We have a visitor at the moment who doesn’t speak french. We went into Paris on Friday to see Notre Dame cathedral and wander about town. When we took a coffee break I had to do all the talking. It was a chain coffee shop and the cashier asked if I wanted a bonus card. The café is close to Centre Pompidou and I’ve been several times, so I agreed. Plus I felt cocky.
She proceeded to explain things to me in very rapid French. I understood some of it, managed to ask an intelligent question and in the end decided I’d look up the rest online. My friend thought the cashier had spoken extremely fast. So that I even understood a third wasn’t bad, I thought. That is, until the cashier came around to ask something in French and I had to ask twice and still didn’t understand what turned out to be “was everything okay?”.
Then, later, back home, I heard someone knock and wasn’t sure if it was our door or the neighbour’s. So I went and checked the peephole. It was the gardien/janitor with somebody else at the neighbour’s door. Normally, Gergö and I discuss who’s turn it is to open the door/speak French, but he wasn’t home. I was just standing there wondering if they’d heard me or if I could still sneak away unnoticed, when they turned to my door, so I thought “what the hell” and opened it.
I last spoke with the janitor, when plumbers needed to install a thingamajig (technical term) that would enable automatic measuring of our hot water usage (I think). The janitor acted like my grandparents, when they talk to someone who doesn’t speak German: loud, friendly, slowly, nodding and smiling a lot. I’m not complaining at all, it’s actually quite helpful. I think I scared him once, when I spoke rapid english to him in the heat of the moment as I bumped into him and forgot how to French.
I’d read a letter posted to our main entrance that several residents complained that the heating is not warm enough. They have narrowed it down to flats who get their hot water and heating from a certain allocator (or something like it). The plumbers responsible for the buildings apparently guarantee a minimum temperature of 20 degrees in the apartments, so in the past weeks they have been distributing thermometers, to verify people’s complaints or narrow them down.
The visit by the two concerned this topic. We don’t have any complaints, and I even wrote our landlady that. I managed to tell the janitor and the plumber as well that we think everything is fine – not too hot, not too cold. Since the neighbour thinks it’s too cold, but wasn’t home, they asked if they could put the thermometer in our apartment for a week. Sure, no problem. Uh, except there were 10 empty delivery boxes from Auchan (the awesome supermarket that sells everything) blocking everything in the hallway.

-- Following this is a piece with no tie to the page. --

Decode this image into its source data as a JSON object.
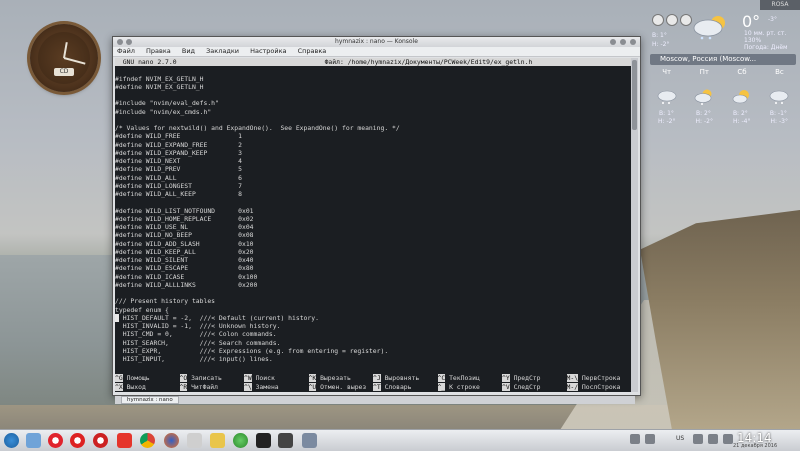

I even managed to explain the boxes and I got the plumber to place the thermometer not too close to the little computer Gergö uses as a Tor relay. The plumber will pick up the thermometer in a week and take it next door. If the neighbour’s home then. I occasionally hear him leave and return and sometimes he smokes on the balcony. I don’t really want to do the creepy neighbour move to wait until I hear his key and then run outside to tell him about all that, but maybe I’ll bump into him and remember what I need to say. Something about un thermomètre, la froid, le gardien, le plombier, le semaine dernière, le mercredi prochain, etc.
My friend, who was sitting and listening in the other room while I was talking in the hallway, was pretty impressed she said. I had made the impression that I knew what I was doing. I only realised much later that I used the word retourner for return a thing, when in French you can only use retourner for a person. But all in all I’m happy with my French progress. After a long time feeling I can’t express myself and don’t understand anything, I had a conversation without having to resort to drawing and/or expressive dancing.
I now also understand almost everything when I listen to the news in français facile, except when I drift off during sports news or when an artist who is world famous in France dies. I hear lots of interesting things about places in the world I don’t normally read or hear news about, at the moment Haiti, Burundi and Burkina Faso, for example.
Last week, when I was in town, I considered walking into a bank to try to open an account, but didn’t feel up to it. Maybe I’ll give it a go next time.
The worst that can happen is that they ask “Parlez vous français?”, like the dude from the census bureau who was at our door the other evening and who I greeted in confusion after he showed me an official id and I immediately thought “Uh oh, how will I explain that they can’t deport European Union citizens, even if they have dark beards and funny names.”
I’m kidding, of course, but he did confuse me, because I didn’t recognise the word census or recensement, even though we had received a letter explaining and announcing it all. He gave us a URL and login code, took my name and number and very seriously announced that it was our duty to fill out the census. We started on it immediately and were very disappointed when he rang the door bell a second time to explain he had confused building 302 with 301 and we don’t need to fill out anything after all and should destroy the paper he gave us.
There was also a very polite man on our door a few days later who told me he sold carpets, if I was interested. I wasn’t. He said thank you and left.
I don’t remember having that many people show up at my door in any other apartment I ever lived. I’m starting to wonder if it is all a very elaborate ruse to get the small devide into our living room that we now believe records the temperature.